Stress analysis on a disc brake placed under a thermal load shows dissipation of heat away from the outer face throughout the model.
Sometimes the need for a higher-end simulation product is required. Autodesk Algor has been around more than two decades, and it was recently acquired by Autodesk and integrated into their overall Digital Prototyping portfolio. Standalone FEA tools, like Algor, offer significantly more features and benefits than the basic tools in Inventor. Four different Algor products (simulation, mechanical event simulation, computational fluid dynamics and multiphysics) provide tools that can run simulations for non-linear stress models (like rubber or silicone), fluid flow analysis, permanent material deformation, and electrostatic analysis—all of which can be coupled with thermal analysis to combine multiple simulations for more complex design scenarios. These additional capabilities can be valuable to companies producing medical and safety equipment, performing earthquake-proofing, making machinery, automotive and aerospace industries, and a variety of other applications. Because many customers are requiring performance validation before contracts are signed, having the capability to analyze an assembly and predict performance can be quite a boon to winning a large deal. There is truly something for every application in the simulation world.

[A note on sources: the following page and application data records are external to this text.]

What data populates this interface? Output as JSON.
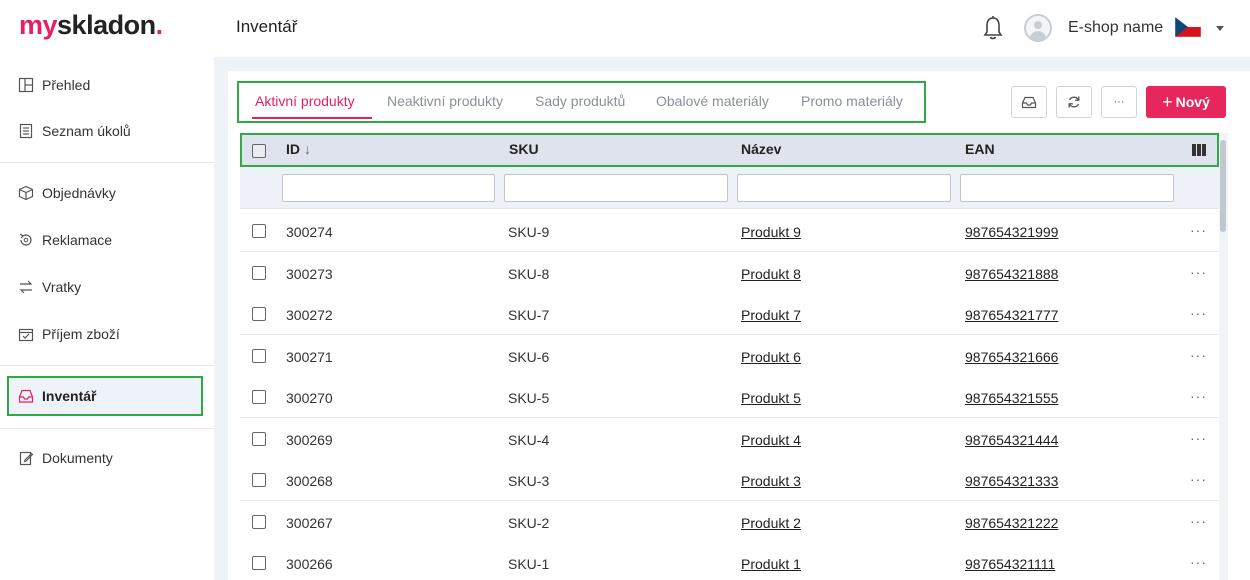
{
  "header": {
    "logo_my": "my",
    "logo_rest": "skladon",
    "logo_dot": ".",
    "page_title": "Inventář",
    "shop_name": "E-shop name"
  },
  "sidebar": {
    "items": [
      {
        "label": "Přehled",
        "icon": "dashboard-icon"
      },
      {
        "label": "Seznam úkolů",
        "icon": "task-list-icon"
      },
      {
        "label": "Objednávky",
        "icon": "box-icon"
      },
      {
        "label": "Reklamace",
        "icon": "refund-icon"
      },
      {
        "label": "Vratky",
        "icon": "return-icon"
      },
      {
        "label": "Příjem zboží",
        "icon": "receiving-icon"
      },
      {
        "label": "Inventář",
        "icon": "inbox-icon",
        "active": true
      },
      {
        "label": "Dokumenty",
        "icon": "document-icon"
      }
    ]
  },
  "tabs": [
    {
      "label": "Aktivní produkty",
      "active": true
    },
    {
      "label": "Neaktivní produkty"
    },
    {
      "label": "Sady produktů"
    },
    {
      "label": "Obalové materiály"
    },
    {
      "label": "Promo materiály"
    }
  ],
  "toolbar": {
    "more_label": "···",
    "new_label": "Nový",
    "new_plus": "+"
  },
  "table": {
    "columns": [
      "ID",
      "SKU",
      "Název",
      "EAN"
    ],
    "rows": [
      {
        "id": "300274",
        "sku": "SKU-9",
        "name": "Produkt 9",
        "ean": "987654321999"
      },
      {
        "id": "300273",
        "sku": "SKU-8",
        "name": "Produkt 8",
        "ean": "987654321888"
      },
      {
        "id": "300272",
        "sku": "SKU-7",
        "name": "Produkt 7",
        "ean": "987654321777"
      },
      {
        "id": "300271",
        "sku": "SKU-6",
        "name": "Produkt 6",
        "ean": "987654321666"
      },
      {
        "id": "300270",
        "sku": "SKU-5",
        "name": "Produkt 5",
        "ean": "987654321555"
      },
      {
        "id": "300269",
        "sku": "SKU-4",
        "name": "Produkt 4",
        "ean": "987654321444"
      },
      {
        "id": "300268",
        "sku": "SKU-3",
        "name": "Produkt 3",
        "ean": "987654321333"
      },
      {
        "id": "300267",
        "sku": "SKU-2",
        "name": "Produkt 2",
        "ean": "987654321222"
      },
      {
        "id": "300266",
        "sku": "SKU-1",
        "name": "Produkt 1",
        "ean": "987654321111"
      }
    ],
    "row_menu": "···"
  },
  "colors": {
    "accent": "#e91e63",
    "highlight_border": "#2eaa45",
    "header_bg": "#dfe3ee"
  }
}
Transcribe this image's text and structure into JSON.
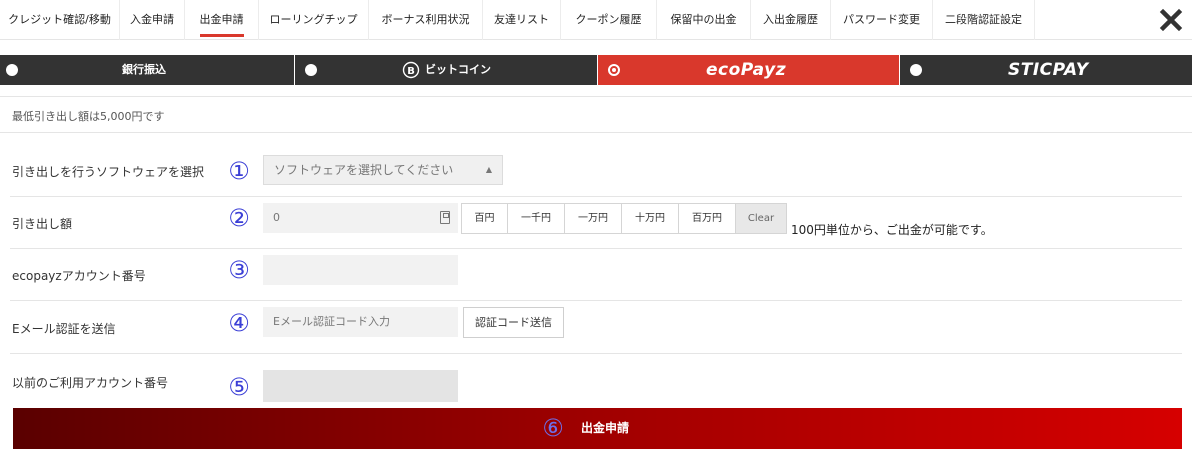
{
  "nav": {
    "tabs": [
      {
        "label": "クレジット確認/移動"
      },
      {
        "label": "入金申請"
      },
      {
        "label": "出金申請"
      },
      {
        "label": "ローリングチップ"
      },
      {
        "label": "ボーナス利用状況"
      },
      {
        "label": "友達リスト"
      },
      {
        "label": "クーポン履歴"
      },
      {
        "label": "保留中の出金"
      },
      {
        "label": "入出金履歴"
      },
      {
        "label": "パスワード変更"
      },
      {
        "label": "二段階認証設定"
      }
    ],
    "active_tab": "出金申請",
    "close_icon": "close-x-icon"
  },
  "methods": [
    {
      "label": "銀行振込",
      "selected": false
    },
    {
      "label": "ビットコイン",
      "selected": false,
      "icon": "bitcoin-icon"
    },
    {
      "label": "ecoPayz",
      "selected": true
    },
    {
      "label": "STICPAY",
      "selected": false
    }
  ],
  "notice": "最低引き出し額は5,000円です",
  "form": {
    "software": {
      "label": "引き出しを行うソフトウェアを選択",
      "number": "①",
      "placeholder": "ソフトウェアを選択してください"
    },
    "amount": {
      "label": "引き出し額",
      "number": "②",
      "value": "0",
      "units": [
        "百円",
        "一千円",
        "一万円",
        "十万円",
        "百万円"
      ],
      "clear_label": "Clear",
      "note": "100円単位から、ご出金が可能です。"
    },
    "account": {
      "label": "ecopayzアカウント番号",
      "number": "③",
      "value": ""
    },
    "email": {
      "label": "Eメール認証を送信",
      "number": "④",
      "placeholder": "Eメール認証コード入力",
      "send_label": "認証コード送信"
    },
    "previous": {
      "label": "以前のご利用アカウント番号",
      "number": "⑤",
      "value": ""
    }
  },
  "submit": {
    "number": "⑥",
    "label": "出金申請"
  },
  "colors": {
    "accent": "#d9382c",
    "method_bar": "#333333",
    "number_blue": "#3b3fd6",
    "submit_start": "#5a0000",
    "submit_end": "#d60000"
  }
}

Autodesk also provides its Dynamic Simulation environment within Inventor to test kinematics in assemblies. These simulations can discover the types of stresses, torques, or forces that will be introduced during motion. As the assembly is animated, the points of interest can be monitored on an output graph and maximum or minimum values can be found. While the Dynamic Simulation environment does not perform stress analysis, it can reveal what the forces would be in an FEA model and can export those forces directly over to a stress analysis. A Dynamic Simulation run can also be used to size motors or actuators for moving components. A kinematic analysis of an assembly can be a great way to discover information about a design’s inner workings and find out what forces should be when setting up a finite element analysis.
Risk is always a topic of concern when designing a product. Designers must consider what would be considered a “failure” during intended use of a part or assembly. Is “failure” considered a fracture or buckling of a key component? Perhaps “failure” is simply too large of a deflection value. Simulation products provide methods to determine when and where a component will fail.
The analysis will indicate high-stress or high-deflection regions to point out areas where ribs or supports should be added to provide additional strength. The accompanying documentation of initial analyses also bring some measure of protection against any legal issues that may arise, which may bring into question the validity of a design or safety of a product. Mitigating any significant risk factors in a design can be crucial for a product’s success in the marketplace.
The benefits of using simulation products are enormous. When manufacturing or designing any product, the chances are very good that simulation tools can be used to enhance and streamline the design process.
Eric Schubert joined MasterGraphics in 2005, specializing in the manufacturing industry. As an application engineer, Schubert assists manufacturing companies with implementing Autodesk Inventor Simulation and Autodesk Algor solutions, also providing post-implementation support and training. Please send comments about this article to DE-Editors@deskeng.com.